So do villains really deserve redemption? Is it against everything we believe in to allow them a second chance after all the evil they have done? Is there a line that must not be crossed and once crossed we must say to the villain: “you are unworthy of redemption”? One of the more unique aspects of humanity is our capacity for forgiveness. No matter how despicable the crime, we are still willing to extend the olive branch to those who ask for it. Besides providing a remarkable story-telling tool to play upon our very core beliefs of forgiveness and redemption, we truly want to believe that people have the capacity to change.
We want to believe that as humans we are not pre-programmed to be evil from birth and that at some point, a person can decide of their own free-will whether to pursue good or evil, and if they make the wrong choice, we still want to allow them that freedom to correct their actions.
In no other science fiction realm has this been tested more often than in the two British television series “Doctor Who” and “Torchwood.” In “Doctor Who,” it has offered up a large array of devious villains, but no more so than The Master. In the most recent encounter with this notorious villain, we saw a crack in the façade. There was a moment when The Master could have easily struck down The Doctor and ruled with impunity. Yet he hesitated. It was that momentary hesitation that fuels The Doctor’s belief that there is a sliver of humanity still deeply buried in The Master. But for loyal fans of the series which has spanned over 35 years, should The Master be given a chance at redemption for all that he has done? For many, the answer is a resounding, “no!” But for others, they see what The Doctor sees, a man with the capacity to change – who can still chose to embrace the good still inside him. With the struggle for The Master’s
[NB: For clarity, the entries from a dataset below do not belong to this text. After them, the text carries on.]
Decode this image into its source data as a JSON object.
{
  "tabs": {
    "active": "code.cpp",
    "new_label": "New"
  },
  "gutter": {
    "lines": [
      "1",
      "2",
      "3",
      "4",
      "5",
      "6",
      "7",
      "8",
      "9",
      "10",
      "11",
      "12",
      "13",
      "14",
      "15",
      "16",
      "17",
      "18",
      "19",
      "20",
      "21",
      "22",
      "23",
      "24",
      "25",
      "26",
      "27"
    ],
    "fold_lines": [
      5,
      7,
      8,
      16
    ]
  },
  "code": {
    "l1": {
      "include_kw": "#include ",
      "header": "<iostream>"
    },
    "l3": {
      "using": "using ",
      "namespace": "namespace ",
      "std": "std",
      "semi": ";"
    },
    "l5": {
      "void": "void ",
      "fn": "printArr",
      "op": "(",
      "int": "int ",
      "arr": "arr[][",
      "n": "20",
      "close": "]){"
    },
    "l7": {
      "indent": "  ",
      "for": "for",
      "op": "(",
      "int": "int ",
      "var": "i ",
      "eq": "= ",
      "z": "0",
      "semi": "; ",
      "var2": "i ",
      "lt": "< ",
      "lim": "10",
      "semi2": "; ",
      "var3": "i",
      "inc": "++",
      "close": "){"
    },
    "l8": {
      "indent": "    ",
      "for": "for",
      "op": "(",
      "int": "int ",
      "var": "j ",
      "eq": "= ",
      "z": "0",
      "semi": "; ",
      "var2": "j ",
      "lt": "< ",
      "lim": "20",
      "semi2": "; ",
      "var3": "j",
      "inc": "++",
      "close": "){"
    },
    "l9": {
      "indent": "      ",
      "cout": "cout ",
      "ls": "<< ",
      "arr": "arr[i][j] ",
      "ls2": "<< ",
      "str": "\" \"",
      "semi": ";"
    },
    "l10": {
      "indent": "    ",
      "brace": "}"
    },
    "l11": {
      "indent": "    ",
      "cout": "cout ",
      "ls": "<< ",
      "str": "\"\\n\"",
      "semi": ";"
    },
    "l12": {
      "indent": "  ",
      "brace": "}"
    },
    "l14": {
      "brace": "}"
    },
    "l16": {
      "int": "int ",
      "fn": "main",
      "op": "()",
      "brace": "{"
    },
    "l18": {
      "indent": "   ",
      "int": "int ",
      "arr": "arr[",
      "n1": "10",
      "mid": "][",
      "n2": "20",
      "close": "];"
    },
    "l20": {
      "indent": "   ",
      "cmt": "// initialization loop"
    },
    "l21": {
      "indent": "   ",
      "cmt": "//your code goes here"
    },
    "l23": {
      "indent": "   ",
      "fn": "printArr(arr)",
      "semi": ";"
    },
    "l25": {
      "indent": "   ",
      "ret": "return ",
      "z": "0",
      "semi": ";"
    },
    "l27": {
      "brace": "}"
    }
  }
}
soul still at stake, it remains to be seen which will win out.
Another character who should be reviled, but that the fans forgive time and time again, is Captain Jack. For those who watched last year’s powerful “Torchwood: Children of Earth” special, a few of Jack’s unforgiveable sins were laid bare. He willingly gave up 12 children to buy off the aliens threatening to destroy the Earth. Jack then later sacrificed his own grandson to do the same thing again. For fans, it was a shock. These were not the actions of a hero; they were the actions of a villain. Yet how could we ultimately condemn him for what he did when he did it with the best intentions – to save the human race? Does that mean that for some villains, we simply forgive them for their bad deeds simply because we think they are doing what they do for the greater good? This is a bit of a Catch-22 situation as most villains truly believe what they do is for the greater good.
So how do we determine whether a villain is eligible for redemption? Whose sins are more forgivable? Is it the reason for their actions? Did they do it for the greater good? Did they immediately see the error of their ways and pursue a better path?
Redemption is a tricky thing. In most science fiction, we always allow of the possibility of redemption. For what would be the fun in condemning a person from the first moment we meet them? One of the most intriguing things about villainy is whether we can see past the villain’s mask and see what the true intent of their heart is and if we can see a glimmer of a soul yearning to be free from their evil acts. So perhaps the rule is: so long as the journey continues, redemption is always a possibility. It is only once the story ends that we finally see whether or not they deserved it or not.